Planning when you have a child with special needs requires a specific expertise. That’s when special needs law comes in. I sat down with a new client last week to review her old estate planning documents. Her will included a special needs trust for her young adult child with autism. The document was prepared by a prestigious firm, so I was shocked to find that the trust was completely wrong. It was prepared with a payback clause requiring payment to Medicaid upon her son’s death for services rendered to him. Reimbursement to the state is required for first-party special needs trusts—those funded with assets of the person with a disability. It is not necessary for a third-party trust such as this, funded by a parent or other loved one.
Planning Ahead Makes All the Difference
One of the biggest benefits of planning ahead and creating a special needs trust for your loved one is to avoid the need for such payback. This client had spent thousands of dollars on estate planning documents that gave away to the state money she could have otherwise passed on to her other children!
This case was especially egregious, but I regularly come across third-party trusts that are not correctly drafted. Often, they incorporate strict requirements that are applicable only to first-party trusts. The state closely regulates first-party special needs trusts, but third-party trusts have much more flexibility. Unfortunately, I often come across third-party trusts that muddy the waters by referencing the federal statute that exempts first-party trusts from being counted for Medicaid purposes. This is a problem because Medicaid and Social Security caseworkers generally don’t understand the difference between first- and third-party trusts. Having the first-party language just makes it more confusing and will inevitably lead to the trust being considered a first-party trust. Even worse, because the trust generally will not include each of the many requirements of a first-party trust (such as requiring notice to the state of all expenditures over $5,000), the beneficiary’s public benefits may be denied or terminated.
The Ins and Outs of a Special Needs Trust
Another common mistake is using a special needs trust when it isn’t beneficial or when it’s inappropriate. Inexperienced attorneys may think every individual with a disability requires a special needs trust. However, unless the beneficiary is, or is likely to be in the future, receiving means-tested benefits, they don’t need a special needs trust. A fully discretionary trust offers greater flexibility. And of course, some people with disabilities can manage their own assets, including inherited assets.

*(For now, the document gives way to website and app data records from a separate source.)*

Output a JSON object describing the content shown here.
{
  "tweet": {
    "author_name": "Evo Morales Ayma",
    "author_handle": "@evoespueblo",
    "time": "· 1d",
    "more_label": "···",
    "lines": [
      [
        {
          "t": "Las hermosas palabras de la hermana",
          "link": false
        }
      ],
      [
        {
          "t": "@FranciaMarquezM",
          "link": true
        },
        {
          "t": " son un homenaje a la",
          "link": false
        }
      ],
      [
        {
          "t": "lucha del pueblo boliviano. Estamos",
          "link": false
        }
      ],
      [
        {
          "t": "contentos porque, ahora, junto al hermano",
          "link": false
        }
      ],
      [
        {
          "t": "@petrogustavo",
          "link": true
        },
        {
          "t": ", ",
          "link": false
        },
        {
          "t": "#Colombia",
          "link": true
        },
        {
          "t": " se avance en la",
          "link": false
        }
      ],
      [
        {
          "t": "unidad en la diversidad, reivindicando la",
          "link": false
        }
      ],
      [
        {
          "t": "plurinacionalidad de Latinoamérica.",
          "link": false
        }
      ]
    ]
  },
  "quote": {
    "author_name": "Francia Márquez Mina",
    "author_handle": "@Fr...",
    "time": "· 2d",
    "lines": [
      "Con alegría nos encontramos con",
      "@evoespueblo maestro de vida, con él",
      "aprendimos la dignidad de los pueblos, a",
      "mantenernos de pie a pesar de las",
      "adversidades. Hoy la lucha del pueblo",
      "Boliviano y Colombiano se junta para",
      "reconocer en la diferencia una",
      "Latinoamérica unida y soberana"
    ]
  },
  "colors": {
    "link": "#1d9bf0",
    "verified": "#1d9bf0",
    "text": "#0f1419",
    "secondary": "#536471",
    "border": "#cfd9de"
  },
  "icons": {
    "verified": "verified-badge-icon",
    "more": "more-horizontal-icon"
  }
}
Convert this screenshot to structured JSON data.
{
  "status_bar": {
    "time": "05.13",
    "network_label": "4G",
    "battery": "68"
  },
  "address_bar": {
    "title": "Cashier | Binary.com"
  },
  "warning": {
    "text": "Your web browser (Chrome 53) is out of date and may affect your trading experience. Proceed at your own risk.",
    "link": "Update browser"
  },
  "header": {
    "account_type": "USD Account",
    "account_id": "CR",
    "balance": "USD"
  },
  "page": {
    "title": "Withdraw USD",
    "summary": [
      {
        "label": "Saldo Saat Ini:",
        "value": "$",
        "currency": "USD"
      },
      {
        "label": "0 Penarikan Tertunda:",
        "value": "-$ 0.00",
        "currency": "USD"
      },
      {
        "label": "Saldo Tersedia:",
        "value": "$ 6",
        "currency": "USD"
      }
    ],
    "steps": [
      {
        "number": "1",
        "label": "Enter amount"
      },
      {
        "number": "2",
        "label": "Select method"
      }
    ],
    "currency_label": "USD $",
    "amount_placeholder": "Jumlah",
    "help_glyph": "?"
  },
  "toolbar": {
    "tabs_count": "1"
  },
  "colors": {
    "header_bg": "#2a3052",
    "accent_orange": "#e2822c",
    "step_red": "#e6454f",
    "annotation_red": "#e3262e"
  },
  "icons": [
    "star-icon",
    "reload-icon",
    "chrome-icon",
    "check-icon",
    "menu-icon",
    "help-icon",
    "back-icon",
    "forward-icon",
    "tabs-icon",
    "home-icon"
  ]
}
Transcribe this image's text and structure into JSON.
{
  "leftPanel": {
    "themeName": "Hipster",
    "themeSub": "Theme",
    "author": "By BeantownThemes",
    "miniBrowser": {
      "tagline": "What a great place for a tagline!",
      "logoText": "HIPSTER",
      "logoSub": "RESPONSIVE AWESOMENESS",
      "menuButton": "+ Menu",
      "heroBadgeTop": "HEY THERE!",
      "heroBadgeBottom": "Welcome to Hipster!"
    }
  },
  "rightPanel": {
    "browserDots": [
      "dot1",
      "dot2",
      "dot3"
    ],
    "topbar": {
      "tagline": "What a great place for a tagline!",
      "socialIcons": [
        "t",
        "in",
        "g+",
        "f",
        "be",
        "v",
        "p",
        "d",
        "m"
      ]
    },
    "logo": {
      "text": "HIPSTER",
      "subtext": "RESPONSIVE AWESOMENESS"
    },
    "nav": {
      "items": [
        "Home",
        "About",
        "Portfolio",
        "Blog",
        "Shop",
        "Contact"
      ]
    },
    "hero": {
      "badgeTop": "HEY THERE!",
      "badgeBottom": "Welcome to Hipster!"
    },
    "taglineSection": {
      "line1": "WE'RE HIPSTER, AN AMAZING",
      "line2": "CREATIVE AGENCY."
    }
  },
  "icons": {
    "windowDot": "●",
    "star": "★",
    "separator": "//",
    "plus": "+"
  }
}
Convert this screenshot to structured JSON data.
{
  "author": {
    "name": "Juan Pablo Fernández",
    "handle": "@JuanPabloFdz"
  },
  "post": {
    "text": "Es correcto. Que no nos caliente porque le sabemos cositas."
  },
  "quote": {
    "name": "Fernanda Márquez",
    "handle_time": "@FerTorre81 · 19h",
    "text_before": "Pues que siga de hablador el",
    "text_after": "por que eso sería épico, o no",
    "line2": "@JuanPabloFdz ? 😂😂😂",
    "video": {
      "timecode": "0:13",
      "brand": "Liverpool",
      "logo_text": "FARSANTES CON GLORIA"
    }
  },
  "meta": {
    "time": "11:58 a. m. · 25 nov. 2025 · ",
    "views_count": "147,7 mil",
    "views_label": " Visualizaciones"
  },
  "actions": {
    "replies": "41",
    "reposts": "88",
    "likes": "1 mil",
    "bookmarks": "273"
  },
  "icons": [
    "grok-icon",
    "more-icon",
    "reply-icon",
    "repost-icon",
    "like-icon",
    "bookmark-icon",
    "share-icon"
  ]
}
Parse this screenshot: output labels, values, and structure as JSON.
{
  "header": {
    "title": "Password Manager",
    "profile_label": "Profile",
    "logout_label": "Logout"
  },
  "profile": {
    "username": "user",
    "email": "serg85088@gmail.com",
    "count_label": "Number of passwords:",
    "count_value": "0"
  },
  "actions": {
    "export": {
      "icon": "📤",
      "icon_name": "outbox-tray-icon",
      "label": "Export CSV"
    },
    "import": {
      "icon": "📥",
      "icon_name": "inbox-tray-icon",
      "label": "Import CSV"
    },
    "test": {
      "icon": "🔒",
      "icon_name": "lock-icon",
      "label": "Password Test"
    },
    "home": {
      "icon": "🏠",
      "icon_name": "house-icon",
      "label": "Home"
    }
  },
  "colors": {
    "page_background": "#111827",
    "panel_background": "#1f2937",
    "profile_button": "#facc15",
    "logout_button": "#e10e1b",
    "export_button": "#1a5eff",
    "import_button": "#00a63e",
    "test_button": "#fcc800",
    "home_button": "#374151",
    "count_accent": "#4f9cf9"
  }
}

Attorneys who don’t draft special needs trusts regularly don’t appreciate how complex the rules for administering the trusts are. Without a solid grasp of public benefits, they will never be able to direct clients on when a distribution is considered income, whether rent should be charged, and how to determine whether the trust should pay for food and shelter for the beneficiary. If you’re going to spend your time and money on special needs planning, it is essential to ensure that your attorney has the relevant specialized knowledge.
If you have any questions about this post or any related matters, please feel free to email me at firstname.lastname@example.org.
About the Author
Shana Siegel, a Member of law firm Norris McLaughlin, P.A., and Chair of its Elder Care & Special Needs Law Practice Group, concentrates her practice in the area of elder law, focusing on representing seniors, individuals with special needs, and their families in connection with life care planning, public benefits, trust and estate planning, and long-term care advocacy. As one of the few Certified Elder Law Attorneys (CELA) in northern New Jersey to be certified by the National Elder Law Foundation (NELF), Shana has extensive experience in probate and estate administration, asset preservation, supplemental and special needs trusts, planning for disability, guardianship and estate litigation, resident rights, health care decision making, Medicare, Medicaid, and health insurance appeals. She has been involved in health and long-term care issues for over 25 years. A past president of the New Jersey Chapter of the National Academy of Elder Law Attorneys (NAELA), Shana has regularly met with legislators and government officials on behalf of the Elder Law Bar and their clients. In 2015, she was invited to join NAELA’s prestigious Council of Advanced Practitioners (CAP). Shana is a member of the New Jersey Women Lawyers Association, the State Bar Elder Law Section, the Life Care Planning Law Firms Association, and the Bergen and Essex County Bar Associations.